Task requirements
Answer with a number only: how many lines of the entries below contain the word "words"?
---- Material shown
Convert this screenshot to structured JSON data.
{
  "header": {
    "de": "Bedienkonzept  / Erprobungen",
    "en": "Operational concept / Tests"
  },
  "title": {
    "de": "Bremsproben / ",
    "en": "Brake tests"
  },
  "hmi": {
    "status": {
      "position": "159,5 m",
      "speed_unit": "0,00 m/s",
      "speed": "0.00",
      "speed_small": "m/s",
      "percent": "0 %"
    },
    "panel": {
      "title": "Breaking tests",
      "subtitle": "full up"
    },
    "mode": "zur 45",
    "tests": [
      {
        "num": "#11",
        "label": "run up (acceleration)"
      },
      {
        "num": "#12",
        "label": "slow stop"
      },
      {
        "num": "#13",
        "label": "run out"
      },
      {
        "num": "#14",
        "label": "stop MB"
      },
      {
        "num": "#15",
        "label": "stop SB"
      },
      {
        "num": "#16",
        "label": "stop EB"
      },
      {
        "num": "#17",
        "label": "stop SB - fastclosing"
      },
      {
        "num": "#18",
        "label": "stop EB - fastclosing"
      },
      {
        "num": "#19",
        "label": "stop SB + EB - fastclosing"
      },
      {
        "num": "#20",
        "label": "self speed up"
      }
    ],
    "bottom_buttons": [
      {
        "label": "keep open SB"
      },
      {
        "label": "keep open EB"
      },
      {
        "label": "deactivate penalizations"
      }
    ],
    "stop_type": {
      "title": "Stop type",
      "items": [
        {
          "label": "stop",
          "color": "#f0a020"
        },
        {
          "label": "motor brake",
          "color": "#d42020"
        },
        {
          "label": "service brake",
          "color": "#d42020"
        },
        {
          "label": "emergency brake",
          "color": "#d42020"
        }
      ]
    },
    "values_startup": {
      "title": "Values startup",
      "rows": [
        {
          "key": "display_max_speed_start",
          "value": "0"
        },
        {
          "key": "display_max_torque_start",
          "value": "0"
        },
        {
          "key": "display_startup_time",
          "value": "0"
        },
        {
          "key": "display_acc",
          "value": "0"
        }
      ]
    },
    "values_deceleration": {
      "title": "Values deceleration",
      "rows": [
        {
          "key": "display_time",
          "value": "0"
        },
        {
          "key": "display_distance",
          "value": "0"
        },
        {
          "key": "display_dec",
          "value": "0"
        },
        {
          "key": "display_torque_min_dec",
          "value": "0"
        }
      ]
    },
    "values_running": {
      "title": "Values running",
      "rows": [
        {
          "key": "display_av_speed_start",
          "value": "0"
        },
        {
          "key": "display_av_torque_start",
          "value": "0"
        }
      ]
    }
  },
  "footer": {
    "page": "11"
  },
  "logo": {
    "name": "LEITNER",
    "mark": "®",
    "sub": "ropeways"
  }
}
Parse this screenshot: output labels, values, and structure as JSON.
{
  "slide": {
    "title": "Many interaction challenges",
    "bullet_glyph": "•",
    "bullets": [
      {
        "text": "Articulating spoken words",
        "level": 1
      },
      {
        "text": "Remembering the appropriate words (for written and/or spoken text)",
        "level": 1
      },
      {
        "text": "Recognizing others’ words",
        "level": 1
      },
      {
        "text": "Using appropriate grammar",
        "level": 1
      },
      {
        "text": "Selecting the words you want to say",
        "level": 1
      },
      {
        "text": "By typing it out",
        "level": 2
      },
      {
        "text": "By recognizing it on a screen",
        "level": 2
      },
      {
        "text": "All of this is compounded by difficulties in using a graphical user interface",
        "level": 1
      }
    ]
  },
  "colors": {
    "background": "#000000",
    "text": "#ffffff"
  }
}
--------
Your solution
4